WHAT THIS TASK INVOLVES | Where the string "Borussia" occurs in a line of the data below, that line should be copied.

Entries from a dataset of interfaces
################

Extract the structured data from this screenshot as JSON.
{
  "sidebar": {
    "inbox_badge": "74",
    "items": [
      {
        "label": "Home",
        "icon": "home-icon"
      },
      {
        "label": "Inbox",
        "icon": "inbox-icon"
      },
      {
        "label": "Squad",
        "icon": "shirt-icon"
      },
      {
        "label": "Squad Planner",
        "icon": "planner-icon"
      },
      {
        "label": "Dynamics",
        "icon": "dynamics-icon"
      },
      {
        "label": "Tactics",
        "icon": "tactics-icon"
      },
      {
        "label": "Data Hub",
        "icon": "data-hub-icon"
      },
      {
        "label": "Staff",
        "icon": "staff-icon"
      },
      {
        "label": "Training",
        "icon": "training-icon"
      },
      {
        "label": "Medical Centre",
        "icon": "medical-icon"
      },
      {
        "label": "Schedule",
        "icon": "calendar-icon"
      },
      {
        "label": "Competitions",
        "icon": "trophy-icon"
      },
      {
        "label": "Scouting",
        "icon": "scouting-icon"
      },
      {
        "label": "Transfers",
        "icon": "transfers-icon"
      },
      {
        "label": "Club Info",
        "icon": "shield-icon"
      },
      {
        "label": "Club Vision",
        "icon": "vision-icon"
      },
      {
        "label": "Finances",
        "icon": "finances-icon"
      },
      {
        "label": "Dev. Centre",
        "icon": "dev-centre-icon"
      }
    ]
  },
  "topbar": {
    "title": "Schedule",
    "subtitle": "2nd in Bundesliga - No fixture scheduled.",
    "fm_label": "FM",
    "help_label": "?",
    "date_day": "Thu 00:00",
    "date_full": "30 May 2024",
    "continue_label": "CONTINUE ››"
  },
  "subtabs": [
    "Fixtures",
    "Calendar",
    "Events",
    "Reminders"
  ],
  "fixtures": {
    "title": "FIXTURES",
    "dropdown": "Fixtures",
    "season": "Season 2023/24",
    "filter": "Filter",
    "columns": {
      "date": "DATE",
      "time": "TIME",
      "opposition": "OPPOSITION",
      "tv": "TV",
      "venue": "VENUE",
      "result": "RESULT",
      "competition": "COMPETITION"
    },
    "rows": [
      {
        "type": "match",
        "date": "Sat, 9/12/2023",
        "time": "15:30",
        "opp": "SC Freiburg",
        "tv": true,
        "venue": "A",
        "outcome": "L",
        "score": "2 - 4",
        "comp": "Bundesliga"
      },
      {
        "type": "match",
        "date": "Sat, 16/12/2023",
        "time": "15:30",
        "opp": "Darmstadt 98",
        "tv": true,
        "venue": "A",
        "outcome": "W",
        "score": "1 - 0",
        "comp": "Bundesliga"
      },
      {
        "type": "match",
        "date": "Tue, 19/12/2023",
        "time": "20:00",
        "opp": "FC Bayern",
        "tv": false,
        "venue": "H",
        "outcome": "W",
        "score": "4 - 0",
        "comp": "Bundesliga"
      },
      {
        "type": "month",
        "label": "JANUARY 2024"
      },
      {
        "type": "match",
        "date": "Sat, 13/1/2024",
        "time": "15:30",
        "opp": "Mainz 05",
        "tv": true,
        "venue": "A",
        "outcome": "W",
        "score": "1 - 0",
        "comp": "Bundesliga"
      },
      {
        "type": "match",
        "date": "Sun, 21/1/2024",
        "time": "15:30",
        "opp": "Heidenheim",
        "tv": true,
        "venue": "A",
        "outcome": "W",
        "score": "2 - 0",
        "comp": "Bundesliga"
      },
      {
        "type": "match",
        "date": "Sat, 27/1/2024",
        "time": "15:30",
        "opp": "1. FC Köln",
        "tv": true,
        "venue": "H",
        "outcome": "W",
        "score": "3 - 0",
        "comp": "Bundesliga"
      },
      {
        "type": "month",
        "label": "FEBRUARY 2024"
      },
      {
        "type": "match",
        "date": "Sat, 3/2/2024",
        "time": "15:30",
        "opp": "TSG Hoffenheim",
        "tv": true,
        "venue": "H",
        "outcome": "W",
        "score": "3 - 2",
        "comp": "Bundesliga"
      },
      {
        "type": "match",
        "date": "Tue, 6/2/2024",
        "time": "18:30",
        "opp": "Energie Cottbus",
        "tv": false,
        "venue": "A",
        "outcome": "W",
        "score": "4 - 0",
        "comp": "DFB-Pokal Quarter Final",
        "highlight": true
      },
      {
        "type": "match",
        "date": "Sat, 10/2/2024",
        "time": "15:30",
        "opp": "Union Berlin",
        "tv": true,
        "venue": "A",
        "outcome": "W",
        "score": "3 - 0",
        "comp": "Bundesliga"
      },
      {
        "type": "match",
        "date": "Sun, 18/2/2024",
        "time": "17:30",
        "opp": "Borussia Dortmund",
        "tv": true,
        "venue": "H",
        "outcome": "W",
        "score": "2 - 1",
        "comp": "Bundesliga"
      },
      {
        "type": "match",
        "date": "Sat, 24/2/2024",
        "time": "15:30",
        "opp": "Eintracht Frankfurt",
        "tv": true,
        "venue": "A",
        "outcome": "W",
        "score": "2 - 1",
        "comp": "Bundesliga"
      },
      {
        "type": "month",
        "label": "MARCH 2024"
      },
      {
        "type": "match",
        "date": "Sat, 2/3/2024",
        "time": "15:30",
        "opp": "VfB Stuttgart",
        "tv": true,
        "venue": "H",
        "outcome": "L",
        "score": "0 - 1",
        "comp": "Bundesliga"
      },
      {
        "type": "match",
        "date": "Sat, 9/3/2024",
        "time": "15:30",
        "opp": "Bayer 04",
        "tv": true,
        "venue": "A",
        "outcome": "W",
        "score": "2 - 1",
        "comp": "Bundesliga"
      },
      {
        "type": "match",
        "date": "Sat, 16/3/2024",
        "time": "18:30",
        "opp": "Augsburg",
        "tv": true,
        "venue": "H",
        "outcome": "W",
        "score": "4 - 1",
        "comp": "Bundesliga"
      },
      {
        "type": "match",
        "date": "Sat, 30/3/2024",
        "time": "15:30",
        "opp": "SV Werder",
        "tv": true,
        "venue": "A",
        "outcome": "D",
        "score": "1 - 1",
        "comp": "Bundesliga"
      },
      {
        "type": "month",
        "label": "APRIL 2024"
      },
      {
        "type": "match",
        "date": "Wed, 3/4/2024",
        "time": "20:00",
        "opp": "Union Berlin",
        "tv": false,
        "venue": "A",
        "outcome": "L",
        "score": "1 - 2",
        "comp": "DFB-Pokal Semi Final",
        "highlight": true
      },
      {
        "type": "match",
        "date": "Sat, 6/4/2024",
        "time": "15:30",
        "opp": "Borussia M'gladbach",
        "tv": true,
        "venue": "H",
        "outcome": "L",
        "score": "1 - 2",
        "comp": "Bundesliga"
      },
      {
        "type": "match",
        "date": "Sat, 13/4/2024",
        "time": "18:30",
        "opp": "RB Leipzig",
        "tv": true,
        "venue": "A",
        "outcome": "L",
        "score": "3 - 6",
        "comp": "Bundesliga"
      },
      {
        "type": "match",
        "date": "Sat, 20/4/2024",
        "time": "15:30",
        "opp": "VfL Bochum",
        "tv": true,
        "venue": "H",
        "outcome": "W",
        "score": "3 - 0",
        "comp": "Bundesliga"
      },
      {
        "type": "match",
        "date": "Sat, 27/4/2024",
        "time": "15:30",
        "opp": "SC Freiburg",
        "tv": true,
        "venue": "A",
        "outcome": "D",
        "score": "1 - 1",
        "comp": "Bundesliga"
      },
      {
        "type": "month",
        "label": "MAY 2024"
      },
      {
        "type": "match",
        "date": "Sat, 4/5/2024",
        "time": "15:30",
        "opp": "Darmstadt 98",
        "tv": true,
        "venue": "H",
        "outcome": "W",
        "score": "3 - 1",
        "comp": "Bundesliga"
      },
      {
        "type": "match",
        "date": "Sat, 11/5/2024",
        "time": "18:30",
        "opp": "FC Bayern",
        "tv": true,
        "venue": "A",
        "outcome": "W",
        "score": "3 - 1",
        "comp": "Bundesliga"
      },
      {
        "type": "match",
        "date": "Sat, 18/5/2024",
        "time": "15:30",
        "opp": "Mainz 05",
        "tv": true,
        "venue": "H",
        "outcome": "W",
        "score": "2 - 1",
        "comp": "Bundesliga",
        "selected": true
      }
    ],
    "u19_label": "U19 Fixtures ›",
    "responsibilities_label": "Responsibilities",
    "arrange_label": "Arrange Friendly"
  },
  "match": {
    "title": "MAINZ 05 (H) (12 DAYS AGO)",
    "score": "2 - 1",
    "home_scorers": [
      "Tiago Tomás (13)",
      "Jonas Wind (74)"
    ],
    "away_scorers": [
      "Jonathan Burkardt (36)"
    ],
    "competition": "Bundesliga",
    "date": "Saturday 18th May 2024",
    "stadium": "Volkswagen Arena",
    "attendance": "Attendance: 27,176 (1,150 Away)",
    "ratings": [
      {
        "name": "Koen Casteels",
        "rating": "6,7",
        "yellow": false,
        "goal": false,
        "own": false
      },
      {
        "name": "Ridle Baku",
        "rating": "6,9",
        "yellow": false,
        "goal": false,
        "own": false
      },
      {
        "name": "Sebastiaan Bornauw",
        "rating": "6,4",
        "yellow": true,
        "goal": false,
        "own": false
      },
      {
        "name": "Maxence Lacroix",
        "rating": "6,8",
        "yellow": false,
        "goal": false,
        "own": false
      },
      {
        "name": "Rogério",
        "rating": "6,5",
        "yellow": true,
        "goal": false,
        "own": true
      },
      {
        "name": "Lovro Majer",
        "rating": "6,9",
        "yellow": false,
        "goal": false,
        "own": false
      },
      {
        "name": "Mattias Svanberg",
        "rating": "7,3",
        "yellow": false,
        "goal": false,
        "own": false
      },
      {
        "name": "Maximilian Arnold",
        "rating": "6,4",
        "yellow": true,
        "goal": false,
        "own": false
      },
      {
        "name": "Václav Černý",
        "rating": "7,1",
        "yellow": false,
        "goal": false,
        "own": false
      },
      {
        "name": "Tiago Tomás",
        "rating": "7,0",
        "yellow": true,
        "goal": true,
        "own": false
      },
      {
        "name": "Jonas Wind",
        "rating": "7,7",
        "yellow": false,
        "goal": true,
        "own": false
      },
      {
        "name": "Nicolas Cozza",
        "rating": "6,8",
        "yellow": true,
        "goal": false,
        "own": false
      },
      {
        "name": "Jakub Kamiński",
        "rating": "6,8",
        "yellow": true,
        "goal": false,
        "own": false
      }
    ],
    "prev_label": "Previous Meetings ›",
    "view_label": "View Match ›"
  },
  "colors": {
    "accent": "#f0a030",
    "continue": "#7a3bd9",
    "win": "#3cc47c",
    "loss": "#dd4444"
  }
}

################

ANSWER TO THE EXERCISE |
        "opp": "Borussia Dortmund",
        "opp": "Borussia M'gladbach",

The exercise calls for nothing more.